THE UK Government has warned in a document it has been forced to disclose that a no-deal Brexit could result in disruptions to food, fuel and drug supplies; though water companies are well prepared.
The findings are listed in a five-page document dated 2 August that forms part of the Government’s contingency planning for a no-deal Brexit, code-named “Operation Yellowhammer”. Parliament has forced Government to release the report, which Michael Gove, Minister in Charge of No-Deal Planning for Brexit, has said are “projections of what may happen in a worst-case scenario and they are designed to help Government take the necessary steps to ensure that we can be ready in every situation.”
It predicts that EU controls on UK goods combined with a lack of trader readiness could reduce the flow of heavy-goods vehicles through French ports by 40–60%, which in turn could hold up trucks for up to 2.5 days. This will hit fresh food supplies, and the food supply chain may find key input ingredients, chemicals and packaging in shorter supply. It cautions however, that an overall shortage of food is not expected rather there will be a lack of choice and an increase in prices, which would impact vulnerable groups.
The text of the report closely matches one leaked in August to the Sunday Times, though contains a section redacted by the Government on the grounds of commercial sensitivity.
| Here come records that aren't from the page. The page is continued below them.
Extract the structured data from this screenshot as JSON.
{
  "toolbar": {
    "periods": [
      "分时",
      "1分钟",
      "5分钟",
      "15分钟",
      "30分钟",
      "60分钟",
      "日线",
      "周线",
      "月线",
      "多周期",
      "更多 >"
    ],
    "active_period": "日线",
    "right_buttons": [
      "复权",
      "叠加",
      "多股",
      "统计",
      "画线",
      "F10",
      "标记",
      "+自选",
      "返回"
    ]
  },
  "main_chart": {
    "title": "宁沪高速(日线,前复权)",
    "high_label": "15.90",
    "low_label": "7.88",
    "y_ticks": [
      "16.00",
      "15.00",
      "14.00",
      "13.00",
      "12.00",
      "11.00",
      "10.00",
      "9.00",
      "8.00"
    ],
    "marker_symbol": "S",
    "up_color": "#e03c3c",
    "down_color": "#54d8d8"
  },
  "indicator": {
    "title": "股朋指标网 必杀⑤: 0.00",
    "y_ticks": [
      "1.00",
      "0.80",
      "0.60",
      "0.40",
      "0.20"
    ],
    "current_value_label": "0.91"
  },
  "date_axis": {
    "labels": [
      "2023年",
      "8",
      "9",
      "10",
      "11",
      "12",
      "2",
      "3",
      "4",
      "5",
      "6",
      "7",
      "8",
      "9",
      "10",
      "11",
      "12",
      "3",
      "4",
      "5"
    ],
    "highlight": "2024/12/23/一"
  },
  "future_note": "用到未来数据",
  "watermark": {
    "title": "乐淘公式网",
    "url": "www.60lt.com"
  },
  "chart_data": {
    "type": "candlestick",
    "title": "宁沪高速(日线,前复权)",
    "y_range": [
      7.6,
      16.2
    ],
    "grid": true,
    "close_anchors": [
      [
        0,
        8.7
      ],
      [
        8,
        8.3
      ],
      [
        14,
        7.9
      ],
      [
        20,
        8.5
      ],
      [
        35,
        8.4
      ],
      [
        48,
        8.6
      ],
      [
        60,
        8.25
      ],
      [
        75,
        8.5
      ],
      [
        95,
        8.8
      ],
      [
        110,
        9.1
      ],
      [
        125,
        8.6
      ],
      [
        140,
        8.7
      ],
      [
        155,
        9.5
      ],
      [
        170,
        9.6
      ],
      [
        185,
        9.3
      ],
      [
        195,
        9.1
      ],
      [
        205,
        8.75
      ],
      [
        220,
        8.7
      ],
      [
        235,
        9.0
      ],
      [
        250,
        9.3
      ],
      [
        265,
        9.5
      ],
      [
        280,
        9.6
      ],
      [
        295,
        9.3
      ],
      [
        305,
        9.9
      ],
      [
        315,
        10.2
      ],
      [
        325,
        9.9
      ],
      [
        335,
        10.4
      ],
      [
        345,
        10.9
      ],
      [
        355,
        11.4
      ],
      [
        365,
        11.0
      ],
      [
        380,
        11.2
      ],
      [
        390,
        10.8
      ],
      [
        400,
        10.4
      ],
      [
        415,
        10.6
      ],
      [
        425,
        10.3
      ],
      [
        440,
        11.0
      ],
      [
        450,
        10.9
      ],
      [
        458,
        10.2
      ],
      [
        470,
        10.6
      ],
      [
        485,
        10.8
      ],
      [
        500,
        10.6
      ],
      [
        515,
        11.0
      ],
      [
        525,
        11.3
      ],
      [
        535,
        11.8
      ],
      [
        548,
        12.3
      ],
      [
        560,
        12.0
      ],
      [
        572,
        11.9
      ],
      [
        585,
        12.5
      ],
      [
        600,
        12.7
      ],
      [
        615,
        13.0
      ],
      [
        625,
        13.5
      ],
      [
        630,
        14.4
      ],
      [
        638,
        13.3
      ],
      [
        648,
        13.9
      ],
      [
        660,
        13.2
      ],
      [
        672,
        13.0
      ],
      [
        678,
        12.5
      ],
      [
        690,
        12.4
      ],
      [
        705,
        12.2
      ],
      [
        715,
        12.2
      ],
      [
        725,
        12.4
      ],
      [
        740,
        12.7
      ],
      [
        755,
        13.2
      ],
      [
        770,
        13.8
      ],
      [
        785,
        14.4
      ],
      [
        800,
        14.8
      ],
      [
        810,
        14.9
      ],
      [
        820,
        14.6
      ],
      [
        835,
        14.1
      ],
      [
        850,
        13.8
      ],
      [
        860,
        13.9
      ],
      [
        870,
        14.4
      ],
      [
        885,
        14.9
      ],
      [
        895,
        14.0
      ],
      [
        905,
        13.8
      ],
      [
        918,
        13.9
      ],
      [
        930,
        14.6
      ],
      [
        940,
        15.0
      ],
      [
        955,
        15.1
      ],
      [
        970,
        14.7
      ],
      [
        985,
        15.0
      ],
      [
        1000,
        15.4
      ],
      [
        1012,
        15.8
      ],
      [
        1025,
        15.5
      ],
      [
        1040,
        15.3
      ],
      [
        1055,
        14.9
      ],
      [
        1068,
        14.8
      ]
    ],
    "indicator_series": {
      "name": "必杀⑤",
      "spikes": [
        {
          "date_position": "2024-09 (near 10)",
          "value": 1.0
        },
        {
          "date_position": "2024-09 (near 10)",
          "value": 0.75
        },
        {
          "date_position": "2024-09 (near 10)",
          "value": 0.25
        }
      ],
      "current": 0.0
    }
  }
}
Sunday Times Senior Reporter Rosamund Urwin said on Twitter that the missing paragraph is a warning that fuel tariffs will make refineries uncompetitive leading to significant financial losses, the closure of two refineries and the loss of around 2,000 jobs.
The only mention in the latest report about fuel is that border delays could affect fuel distribution within local areas “particularly if traffic queues in Kent block the Dartford crossing, which would disrupt fuel supply in London and the South-east.”
Reacting to the redaction, Tony Devlin, National Officer of the Unite union said: “It appears the Government is once again suppressing information that a no-deal Brexit won’t cause huge issues for the short- and long-term supply of fuel in the UK.”
Others have been less concerned, with refinery trade group UKPIA saying last month that it does not anticipate any fuel supply disruptions as a result of no-deal Brexit; and experts from energy consultants casting doubts over warnings that refineries would close.
The Government expects there will be no disruption to electricity or gas supplies through interconnectors with the EU, though says there will likely be significant electricity price increases for homes and businesses.
It warns that medicines are particularly vulnerable to severe and extended delays as 75% of supplies are imported across the Channel through Dover and Folkestone.
Responding to these concerns, Sheuli Porkess, Director of Research, Medical and Innovation at the Association of the British Pharmaceutical Industry, said: “Companies have been planning for the scenarios in this report for many months, including increasing stocks and planning alternative supply routes where possible - stockpiling is just part of this detailed planning.”
There is positive news on water supplies, which are likely to remain largely unaffected due to action being taken by water companies. It says the most significant single risk is a failure in the chemical supply chain though the likelihood of this occurring is considered low and the impact is likely to be localised.
“Water companies are well prepared for any disruption; they have significant stocks of all critical chemicals, extensive monitoring of their chemical supply chains (including transportation and all deliveries) and mutual agreements in place,” the report reads.
Catch up on the latest news, views and jobs from The Chemical Engineer. Below are the four latest issues. View a wider selection of the archive from within the Magazine section of this site.